If you have insights on this please help me understand.
As noted this week, discussions of anthropogenic climate change have peaked since President Trump’s decision to renege on US commitments to the Paris Climate Accord.
One of the primary reasons for denialism of climate science is a pervasive notion among fundamentalist Christians that humans cannot change the climate; only God can do that. Can someone enlighten me on the source of that idea?
Humans have caused a great many species extinctions. Humans have developed all but about 1% of the tallgrass prairie. Humans have dammed rivers to make giant lakes; we’ve made new land with sediment dredged from river bottoms and coastal waterways; we’ve blown the tops off mountains to access coal seams within. Humans have cut a canal between two continents to link oceans. Humans have affected the atmosphere in any number of ways, e.g., thinned the ozone layer, filled the air with so much soot that people die from asthma attacks, completely altered the pH of northern lakes through acid precipitation . . .

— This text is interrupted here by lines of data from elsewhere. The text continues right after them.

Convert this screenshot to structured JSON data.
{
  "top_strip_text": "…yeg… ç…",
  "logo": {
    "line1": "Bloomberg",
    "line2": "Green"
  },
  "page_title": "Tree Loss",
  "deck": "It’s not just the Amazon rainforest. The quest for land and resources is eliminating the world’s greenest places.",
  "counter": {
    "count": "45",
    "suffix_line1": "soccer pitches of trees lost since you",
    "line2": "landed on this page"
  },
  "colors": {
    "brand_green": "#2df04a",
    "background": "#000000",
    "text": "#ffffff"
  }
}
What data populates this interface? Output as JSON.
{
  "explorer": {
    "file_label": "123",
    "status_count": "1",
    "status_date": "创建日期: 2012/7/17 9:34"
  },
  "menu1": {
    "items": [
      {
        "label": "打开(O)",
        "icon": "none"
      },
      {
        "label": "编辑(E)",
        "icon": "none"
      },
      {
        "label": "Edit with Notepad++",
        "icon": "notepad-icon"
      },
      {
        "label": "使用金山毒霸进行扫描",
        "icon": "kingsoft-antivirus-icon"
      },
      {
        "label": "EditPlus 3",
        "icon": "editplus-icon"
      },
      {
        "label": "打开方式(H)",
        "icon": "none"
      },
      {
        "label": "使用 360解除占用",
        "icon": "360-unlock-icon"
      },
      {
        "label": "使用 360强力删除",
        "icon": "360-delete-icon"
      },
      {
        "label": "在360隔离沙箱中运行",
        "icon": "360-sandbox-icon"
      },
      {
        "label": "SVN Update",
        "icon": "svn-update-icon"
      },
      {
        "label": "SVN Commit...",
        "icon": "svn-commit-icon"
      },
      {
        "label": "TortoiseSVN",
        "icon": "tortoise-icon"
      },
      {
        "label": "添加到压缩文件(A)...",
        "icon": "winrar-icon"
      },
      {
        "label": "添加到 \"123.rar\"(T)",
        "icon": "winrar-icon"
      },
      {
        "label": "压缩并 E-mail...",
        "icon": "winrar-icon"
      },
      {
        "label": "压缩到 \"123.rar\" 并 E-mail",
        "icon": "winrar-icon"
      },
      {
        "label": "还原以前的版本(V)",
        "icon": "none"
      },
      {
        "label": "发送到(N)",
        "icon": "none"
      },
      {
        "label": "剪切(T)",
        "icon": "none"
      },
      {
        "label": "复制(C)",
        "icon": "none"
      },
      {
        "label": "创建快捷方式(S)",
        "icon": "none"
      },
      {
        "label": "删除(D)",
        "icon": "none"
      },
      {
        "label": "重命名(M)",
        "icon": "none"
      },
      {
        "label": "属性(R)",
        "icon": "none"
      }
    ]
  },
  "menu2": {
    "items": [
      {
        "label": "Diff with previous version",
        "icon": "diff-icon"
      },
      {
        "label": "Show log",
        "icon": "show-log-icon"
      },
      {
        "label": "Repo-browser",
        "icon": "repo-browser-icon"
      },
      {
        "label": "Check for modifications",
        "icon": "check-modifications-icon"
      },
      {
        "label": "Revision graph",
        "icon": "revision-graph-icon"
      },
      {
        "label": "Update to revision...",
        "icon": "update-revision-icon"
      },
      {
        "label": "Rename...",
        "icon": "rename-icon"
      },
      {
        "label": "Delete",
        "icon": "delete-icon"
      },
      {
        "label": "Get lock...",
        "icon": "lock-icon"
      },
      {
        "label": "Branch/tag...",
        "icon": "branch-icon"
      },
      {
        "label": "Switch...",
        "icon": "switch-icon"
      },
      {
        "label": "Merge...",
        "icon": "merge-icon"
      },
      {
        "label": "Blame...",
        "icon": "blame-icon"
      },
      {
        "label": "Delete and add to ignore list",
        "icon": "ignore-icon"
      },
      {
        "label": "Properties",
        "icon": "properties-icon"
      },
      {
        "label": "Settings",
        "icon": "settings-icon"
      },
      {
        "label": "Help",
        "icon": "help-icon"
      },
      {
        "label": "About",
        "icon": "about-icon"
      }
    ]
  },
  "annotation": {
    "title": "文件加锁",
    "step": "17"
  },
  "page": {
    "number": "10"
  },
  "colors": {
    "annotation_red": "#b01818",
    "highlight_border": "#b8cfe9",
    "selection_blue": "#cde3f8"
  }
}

What’s so special about climate that we can affect all of these other things but somehow only God can monkey with climate?